After a bit of a rubbish week feeling unwell with a virus most of the time, we decided to get a bit of nature therapy on Saturday. A mere 13 minutes away from Norwich by train is Buckenham Station, a request stop on the way through to Lowestoft. Trains only call there on weekends and on Saturday there's only one service which stops...the 10.05, so we had to make sure we got that one. The conductor was really pleased as he said he'd never dropped anyone off there in 11 years! The driver of the two-carriage train also waved us goodbye as he pulled away, ah.
The main reason to explore this remote area is RSPB Buckenham marshes, an extensive network of marshes and ditches next to the River Yare. The sound of all the waders, ducks and warblers calling was amazing....lapwings 'peewitting', widgeon 'weeooing', Cetti's warbler's ultra-loud singing and the lovely skylarks trilling their hearts out...beautiful. I don't have a good enough camera to get pictures of the birds but you get the idea
The rooks were cawing so loudly from this copse...almost deafening....interspersed with the high-pitched barking of Chinese water deer, who we also glimpsed through our binoculars
The River Yare...not many boats around on Saturday, nice and tranquil

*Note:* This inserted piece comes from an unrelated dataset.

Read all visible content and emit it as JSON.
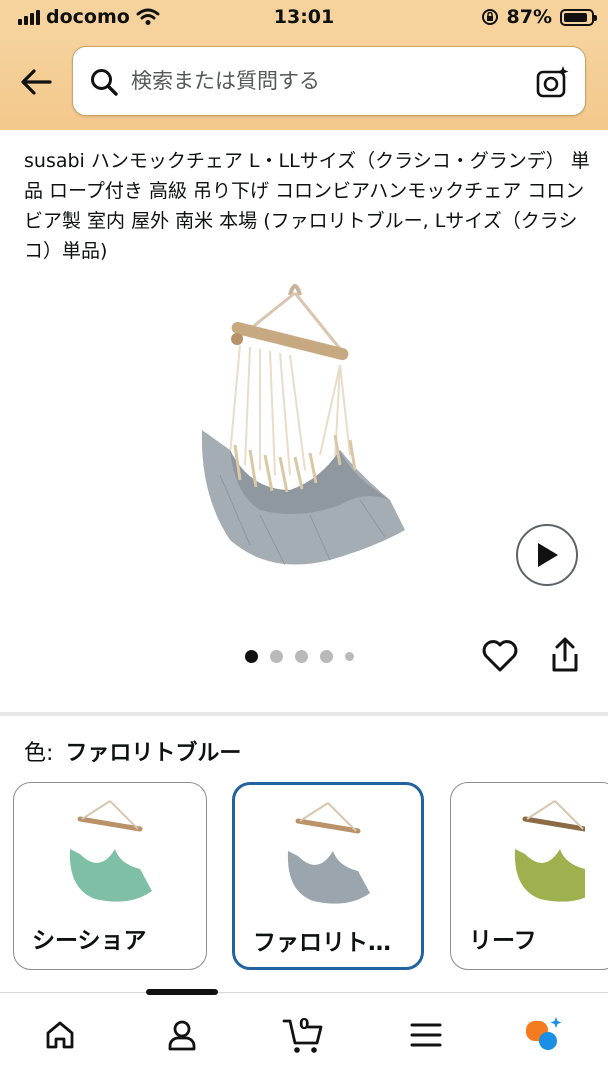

After a walk along the track around the marshes we headed back past the station up the lane to Buckenham church. It has an unusual octagonal* tower and we knew there was a geocache nearby too.
*corrected, I made a deliberate mistake calling it a hexagonal tower previously, ahem
A Norman door apparently. A lot of churches in Norfolk are open and you can pop in for a look around, so we peeked inside and made a donation to the church's upkeep. The acoustics were incredible so we had a bit of a sing too, hehe.
One of the nearby geocaches, in a tree stump
I wonder how many people pass it without knowing its there
This was a nice one, attached to an ornamental metal ant, hidden in a hedge!
We passed a pillbox too
I spied an owl box in the churchyard
There weren't any owl pellets on the ground under it though so it might not be used at the moment
We then walked along a quiet lane to reach RSPB Strumpshaw marshes, which has a proper visitor hut (and toilets, yippee). Marsh harriers were gliding around and a three-bird kingfisher chase took place at one point. Since I got rid of my car a few years ago we haven't visited this reserve, (apart from one short trip with a friend), so it was really nice to spend some quality time there.
And if there was only one train a day, how did we get home? Well, a mile or two in the other direction is the village of Brundall, which has regular trains to and from Norwich, so it didn't take long to get home (and we picked up another new geocache find on the way too). The train was full of people heading for a night out in Norwich, whereas we were getting set to put our feet up!

Thanks for reading this week, a bit of a long post. I'm linking in as usual with Harvest Monday hosted by Dave at Our Happy acres